● What is needed
The answer must match the listing exactly, with every line written out again.

─── Extracted records

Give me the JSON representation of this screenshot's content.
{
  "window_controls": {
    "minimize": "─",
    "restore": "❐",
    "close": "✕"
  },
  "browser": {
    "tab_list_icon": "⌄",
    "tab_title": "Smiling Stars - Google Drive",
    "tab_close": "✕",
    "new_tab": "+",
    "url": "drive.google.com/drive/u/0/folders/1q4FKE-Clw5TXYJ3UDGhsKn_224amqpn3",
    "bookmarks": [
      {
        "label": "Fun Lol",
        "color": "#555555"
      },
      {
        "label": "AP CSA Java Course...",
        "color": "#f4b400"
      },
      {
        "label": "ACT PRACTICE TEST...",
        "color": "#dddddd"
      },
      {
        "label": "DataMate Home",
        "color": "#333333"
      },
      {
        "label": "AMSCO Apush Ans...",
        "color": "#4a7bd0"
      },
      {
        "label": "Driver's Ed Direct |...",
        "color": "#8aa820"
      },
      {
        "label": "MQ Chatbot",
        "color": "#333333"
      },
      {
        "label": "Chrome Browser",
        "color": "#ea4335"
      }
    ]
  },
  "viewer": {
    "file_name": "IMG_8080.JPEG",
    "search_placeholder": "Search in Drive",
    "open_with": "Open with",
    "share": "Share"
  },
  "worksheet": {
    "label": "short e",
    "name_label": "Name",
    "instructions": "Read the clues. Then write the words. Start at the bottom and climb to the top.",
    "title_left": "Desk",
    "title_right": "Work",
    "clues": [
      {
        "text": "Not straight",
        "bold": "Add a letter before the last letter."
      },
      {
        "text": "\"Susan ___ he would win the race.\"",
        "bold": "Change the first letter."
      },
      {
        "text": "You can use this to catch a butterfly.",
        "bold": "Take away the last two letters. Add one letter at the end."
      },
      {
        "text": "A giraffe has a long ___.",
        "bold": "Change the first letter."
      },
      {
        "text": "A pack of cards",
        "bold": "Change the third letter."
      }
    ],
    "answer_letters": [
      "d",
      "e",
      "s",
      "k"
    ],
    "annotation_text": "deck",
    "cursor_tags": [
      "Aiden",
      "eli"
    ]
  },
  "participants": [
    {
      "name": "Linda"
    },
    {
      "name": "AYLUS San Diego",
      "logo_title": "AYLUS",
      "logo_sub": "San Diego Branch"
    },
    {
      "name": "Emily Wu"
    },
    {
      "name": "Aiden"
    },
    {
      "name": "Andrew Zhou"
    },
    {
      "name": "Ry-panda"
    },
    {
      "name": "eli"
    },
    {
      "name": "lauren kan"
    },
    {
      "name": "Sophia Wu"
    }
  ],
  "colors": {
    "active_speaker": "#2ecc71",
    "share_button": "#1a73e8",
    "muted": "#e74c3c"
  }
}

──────

● Solution to this exercise
Give me the JSON representation of this screenshot's content.
{
  "window_controls": {
    "minimize": "─",
    "restore": "❐",
    "close": "✕"
  },
  "browser": {
    "tab_list_icon": "⌄",
    "tab_title": "Smiling Stars - Google Drive",
    "tab_close": "✕",
    "new_tab": "+",
    "url": "drive.google.com/drive/u/0/folders/1q4FKE-Clw5TXYJ3UDGhsKn_224amqpn3",
    "bookmarks": [
      {
        "label": "Fun Lol",
        "color": "#555555"
      },
      {
        "label": "AP CSA Java Course...",
        "color": "#f4b400"
      },
      {
        "label": "ACT PRACTICE TEST...",
        "color": "#dddddd"
      },
      {
        "label": "DataMate Home",
        "color": "#333333"
      },
      {
        "label": "AMSCO Apush Ans...",
        "color": "#4a7bd0"
      },
      {
        "label": "Driver's Ed Direct |...",
        "color": "#8aa820"
      },
      {
        "label": "MQ Chatbot",
        "color": "#333333"
      },
      {
        "label": "Chrome Browser",
        "color": "#ea4335"
      }
    ]
  },
  "viewer": {
    "file_name": "IMG_8080.JPEG",
    "search_placeholder": "Search in Drive",
    "open_with": "Open with",
    "share": "Share"
  },
  "worksheet": {
    "label": "short e",
    "name_label": "Name",
    "instructions": "Read the clues. Then write the words. Start at the bottom and climb to the top.",
    "title_left": "Desk",
    "title_right": "Work",
    "clues": [
      {
        "text": "Not straight",
        "bold": "Add a letter before the last letter."
      },
      {
        "text": "\"Susan ___ he would win the race.\"",
        "bold": "Change the first letter."
      },
      {
        "text": "You can use this to catch a butterfly.",
        "bold": "Take away the last two letters. Add one letter at the end."
      },
      {
        "text": "A giraffe has a long ___.",
        "bold": "Change the first letter."
      },
      {
        "text": "A pack of cards",
        "bold": "Change the third letter."
      }
    ],
    "answer_letters": [
      "d",
      "e",
      "s",
      "k"
    ],
    "annotation_text": "deck",
    "cursor_tags": [
      "Aiden",
      "eli"
    ]
  },
  "participants": [
    {
      "name": "Linda"
    },
    {
      "name": "AYLUS San Diego",
      "logo_title": "AYLUS",
      "logo_sub": "San Diego Branch"
    },
    {
      "name": "Emily Wu"
    },
    {
      "name": "Aiden"
    },
    {
      "name": "Andrew Zhou"
    },
    {
      "name": "Ry-panda"
    },
    {
      "name": "eli"
    },
    {
      "name": "lauren kan"
    },
    {
      "name": "Sophia Wu"
    }
  ],
  "colors": {
    "active_speaker": "#2ecc71",
    "share_button": "#1a73e8",
    "muted": "#e74c3c"
  }
}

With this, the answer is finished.